You know you want to shed pounds and you’re pretty clear on the changes you need to make to reach that magic number on the scale. But you also know that getting—and staying—on track can be daunting, especially if you’re running low in the motivation department.
Fear not: We went to the experts for the inside scoop on how to reach your weight-loss goals, even when you’re lacking the motivation to get started.
Here’s your step-by-step guide to get amped.
“Sometimes people can feel unmotivated because they lose sight of why they’re making changes in the first place,” says Dr Edwina Clark, head of nutrition and wellness at Yummly.
The reason why you’re losing weight should be as specific and unique to you as possible. Not only will having a mission on tap help you build momentum in the beginning, it will help you refocus after any setbacks you experience along the way.
“Lack of motivation can be a symptom of other factors, such as fatigue, high stress levels, and feeling overwhelmed,” says Clark.
Explore why you’re feeling unmotivated and create strategies to help you fight back. For example, you can use what’s holding you back to define the parameters of your goals. If you’re terrified of failure, for example, you might start with changes that take five minutes or less, like making a smoothie or meditating.
By the time you start talking yourself out of it, you’ll have already checked it off your to-do list (and boosted your confidence in the process).
Creating a game plan can be overwhelming, especially if you have no idea where you’re starting. Enter, food journaling. Tracking your intake can make you feel more in control of your eating habits, and in turn, motivated to make small changes to your current diet.
“Because you’re making small modifications to your current behaviours, as opposed to trying to adhere to a new diet altogether, many find it more sustainable, as well as educational,” says San Diego-based culinary dietitian Nancy Snyder. In time, you’ll have proof of the progress you’re making, which can help you stay motivated over the long haul.
Just make sure you approach the process with an opportunistic mindset for setting goals, not as a forced recalling of “good” and “bad” behaviour, says Snyder. That will make you lose sight of the big picture.

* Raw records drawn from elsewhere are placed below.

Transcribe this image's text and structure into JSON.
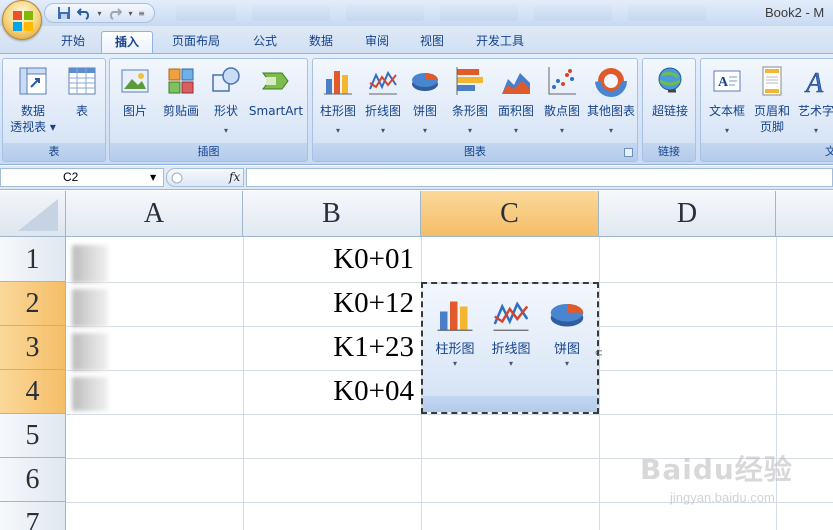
{
  "window": {
    "title": "Book2 - M"
  },
  "office_button": {
    "icon": "office-logo-icon"
  },
  "quick_access": {
    "icons": [
      "save-icon",
      "undo-icon",
      "redo-icon",
      "customize-qat-icon"
    ]
  },
  "ribbon_tabs": [
    {
      "label": "开始"
    },
    {
      "label": "插入",
      "active": true
    },
    {
      "label": "页面布局"
    },
    {
      "label": "公式"
    },
    {
      "label": "数据"
    },
    {
      "label": "审阅"
    },
    {
      "label": "视图"
    },
    {
      "label": "开发工具"
    }
  ],
  "groups": {
    "table": {
      "label": "表",
      "pivot_line1": "数据",
      "pivot_line2": "透视表",
      "table": "表"
    },
    "illustrations": {
      "label": "插图",
      "picture": "图片",
      "clipart": "剪贴画",
      "shapes": "形状",
      "smartart": "SmartArt"
    },
    "charts": {
      "label": "图表",
      "column": "柱形图",
      "line": "折线图",
      "pie": "饼图",
      "bar": "条形图",
      "area": "面积图",
      "scatter": "散点图",
      "other": "其他图表"
    },
    "links": {
      "label": "链接",
      "hyperlink": "超链接"
    },
    "text": {
      "label": "文",
      "textbox": "文本框",
      "header_line1": "页眉和",
      "header_line2": "页脚",
      "wordart": "艺术字"
    }
  },
  "formula_bar": {
    "name_box": "C2",
    "fx": "fx",
    "value": ""
  },
  "columns": [
    "A",
    "B",
    "C",
    "D"
  ],
  "rows": [
    "1",
    "2",
    "3",
    "4",
    "5",
    "6",
    "7"
  ],
  "cells": {
    "B1": "K0+01",
    "B2": "K0+12",
    "B3": "K1+23",
    "B4": "K0+04"
  },
  "selection": {
    "column": "C",
    "rows": [
      "2",
      "3",
      "4"
    ]
  },
  "floating_gallery": {
    "column": "柱形图",
    "line": "折线图",
    "pie": "饼图"
  },
  "watermark": {
    "main": "Baidu经验",
    "sub": "jingyan.baidu.com"
  },
  "colors": {
    "ribbon_text": "#15428b",
    "selected_header": "#f4be67",
    "ribbon_bg": "#d6e4f6"
  }
}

“Focusing on numbers can only result in frustration if there’s a plateau or if the degree of weight loss isn’t what’s expected or desired,” says Dr Adrienne Youdim, director of the Centre for Weight Loss and Nutrition in Beverly Hills. “In the long run, this results in sabotage.”

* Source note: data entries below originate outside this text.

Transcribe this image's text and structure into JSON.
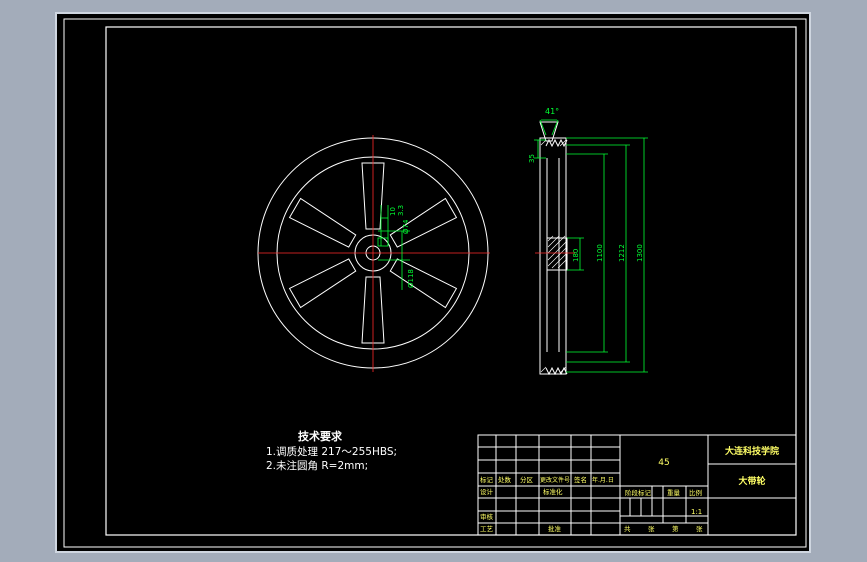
{
  "colors": {
    "frame": "#a3acba",
    "paper": "#000000",
    "line": "#ffffff",
    "center_line": "#ff2a2a",
    "dimension": "#00ff33",
    "title_block_text": "#ffff66"
  },
  "front_view": {
    "keyway_labels": [
      "10",
      "3.3"
    ],
    "bore_label": "Ø74",
    "hub_label": "Ø118"
  },
  "side_view": {
    "groove_angle": "41°",
    "rim_width": "35",
    "diameters": [
      "180",
      "1100",
      "1212",
      "1300"
    ]
  },
  "tech_req": {
    "title": "技术要求",
    "line1": "1.调质处理 217～255HBS;",
    "line2": "2.未注圆角 R=2mm;"
  },
  "title_block": {
    "material": "45",
    "school": "大连科技学院",
    "part_name": "大带轮",
    "scale": "1:1",
    "row_headers": [
      "标记",
      "处数",
      "分区",
      "更改文件号",
      "签名",
      "年.月.日"
    ],
    "designer": "设计",
    "standardize": "标准化",
    "review": "审核",
    "process": "工艺",
    "approve": "批准",
    "stage_mark": "阶段标记",
    "weight": "重量",
    "ratio": "比例",
    "total": "共",
    "sheet_total": "张",
    "sheet_no": "第",
    "sheet_unit": "张"
  }
}
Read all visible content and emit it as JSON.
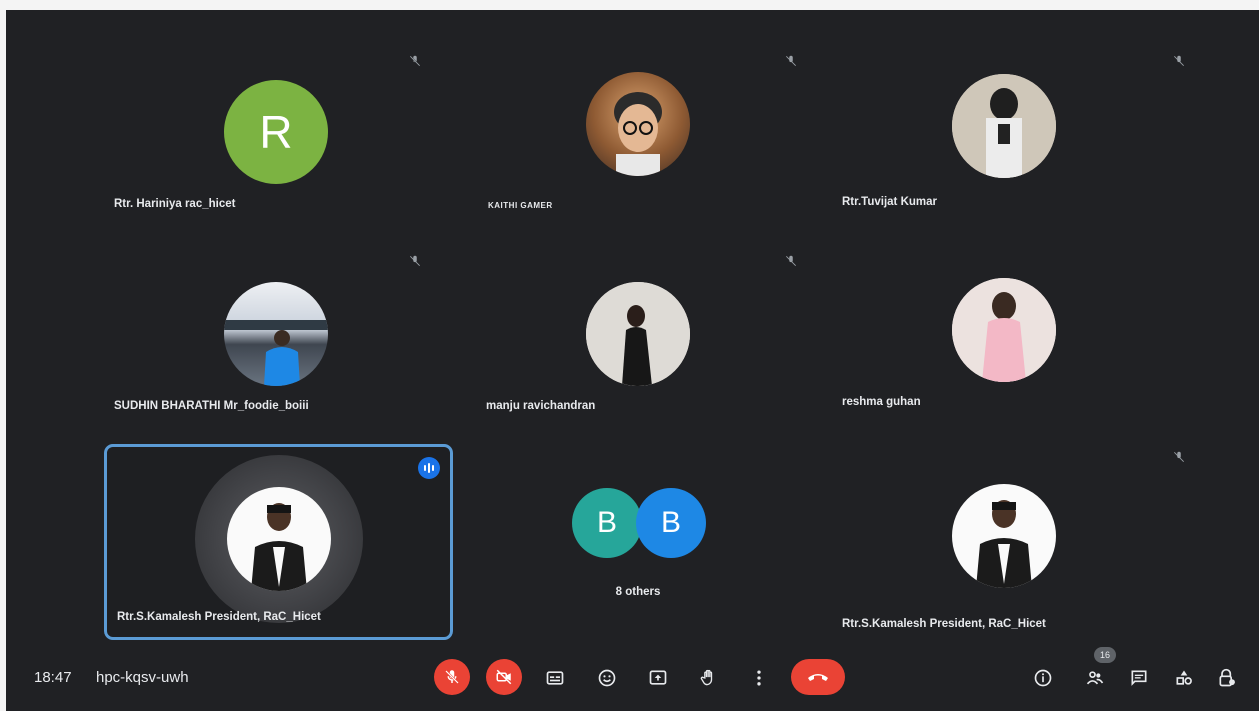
{
  "participants": [
    {
      "name": "Rtr. Hariniya rac_hicet",
      "avatar_letter": "R",
      "avatar_color": "#7cb342",
      "muted": true
    },
    {
      "name": "KAITHI GAMER",
      "avatar_icon": "person-with-glasses-photo",
      "muted": true
    },
    {
      "name": "Rtr.Tuvijat Kumar",
      "avatar_icon": "person-photo",
      "muted": true
    },
    {
      "name": "SUDHIN BHARATHI Mr_foodie_boiii",
      "avatar_icon": "person-by-lake-photo",
      "muted": true
    },
    {
      "name": "manju ravichandran",
      "avatar_icon": "person-photo",
      "muted": true
    },
    {
      "name": "reshma guhan",
      "avatar_icon": "person-photo",
      "muted": false
    },
    {
      "name": "Rtr.S.Kamalesh President, RaC_Hicet",
      "avatar_icon": "person-in-suit-photo",
      "speaking": true
    },
    {
      "name": "Rtr.S.Kamalesh President, RaC_Hicet",
      "avatar_icon": "person-in-suit-photo",
      "muted": true
    }
  ],
  "others": {
    "label": "8 others",
    "avatars": [
      {
        "letter": "B",
        "color": "#26a69a"
      },
      {
        "letter": "B",
        "color": "#1e88e5"
      }
    ]
  },
  "bottom_bar": {
    "time": "18:47",
    "separator": "|",
    "meeting_code": "hpc-kqsv-uwh",
    "participant_count": "16"
  },
  "colors": {
    "background": "#202124",
    "danger": "#ea4335",
    "active_border": "#5b9bd5",
    "speaking": "#1a73e8"
  }
}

Instead, set small goals that aren’t weight-related—such as swapping out your usual 2 p.m. soda with sparkling water, going for a walk after dinner, or adding a side of vegetables to your meals. To prevent feeling overwhelmed, focus on one goal at a time.
“Trying to overhaul your entire lifestyle at once is incredibly difficult and ultimately leads to disappointment,” says Clark. “Knocking off goals one by one builds confidence and self-efficiency.”

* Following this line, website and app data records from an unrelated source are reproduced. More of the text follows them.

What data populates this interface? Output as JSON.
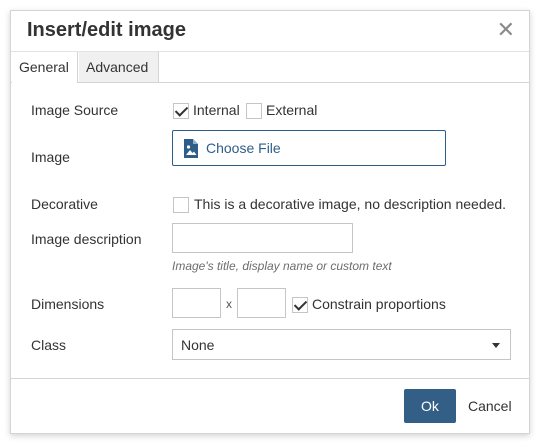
{
  "dialog": {
    "title": "Insert/edit image",
    "close_icon": "close-icon"
  },
  "tabs": [
    {
      "label": "General",
      "active": true
    },
    {
      "label": "Advanced",
      "active": false
    }
  ],
  "form": {
    "image_source": {
      "label": "Image Source",
      "internal_label": "Internal",
      "internal_checked": true,
      "external_label": "External",
      "external_checked": false
    },
    "image": {
      "label": "Image",
      "button_label": "Choose File",
      "icon": "image-file-icon"
    },
    "decorative": {
      "label": "Decorative",
      "checkbox_label": "This is a decorative image, no description needed.",
      "checked": false
    },
    "description": {
      "label": "Image description",
      "value": "",
      "help": "Image's title, display name or custom text"
    },
    "dimensions": {
      "label": "Dimensions",
      "width": "",
      "height": "",
      "separator": "x",
      "constrain_label": "Constrain proportions",
      "constrain_checked": true
    },
    "class": {
      "label": "Class",
      "selected": "None"
    }
  },
  "footer": {
    "ok_label": "Ok",
    "cancel_label": "Cancel"
  },
  "colors": {
    "primary": "#335f87",
    "link": "#2f5d8a"
  }
}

Once you’ve decided what your first goal is going to be, you have to put all the pieces in place to make sure that happens, says Susan Bowerman, director of nutrition at Herbalife.
If your first goal is to pack a healthy lunch three times a week, for example, you need to choose lunch recipes, shop for the food you need, buy storage containers, and set aside time to prep your meals. Making sure you have what you need within arms reach will ensure that you’ll actually follow through.
It takes time to replace a bad habit with a good one, so keep practicing until your new habit feels natural and comfortable, says Bowerman. Then, keep a log as proof that you’re meeting your goals.
“No matter how insignificant your goals may seem - I once had a patient whose only goal was to switch from whole milk to 2 percent—having that proof in hand encourages you to keep practicing your new habits,” she says.
Fails are inevitable - so instead of letting them defeat you, use them as a learning experience.
“Many of the behaviours you’re trying to change have been with you for a long time,” says Bowerman. “Try to figure out what leads you to slip up, and figure out how you can prevent it from happening again.”
Then, you can try to make it up to yourself by balancing the scales. If you went overboard on birthday cake at your friend’s shindig, for example, then eat an extra serving of vegetables the next day.
Just because you’ve set a goal doesn’t mean you’ve set it in stone. Staying flexible with the goal you’ve chosen and how you go about reaching it is paramount in continuously moving forward. If you find your goal to be more overwhelming than you originally thought it would be, breaking it down into even smaller pieces doesn’t mean you've failed - it just means you’re adjusting course.
And moving forward at a slower pace is better than not moving forward at all. “I always encourage people to consider weight loss a journey, rather than a destination,” says Bowerman. If you focus more on the behaviour and less on what the scale says, your weight will take care of itself - and if that’s not motivating, we don’t know what is.
The article What to Do If You Want to Lose Weight—but Just Can’t Motivate Yourself to Get Started originally appeared on Women’s Health.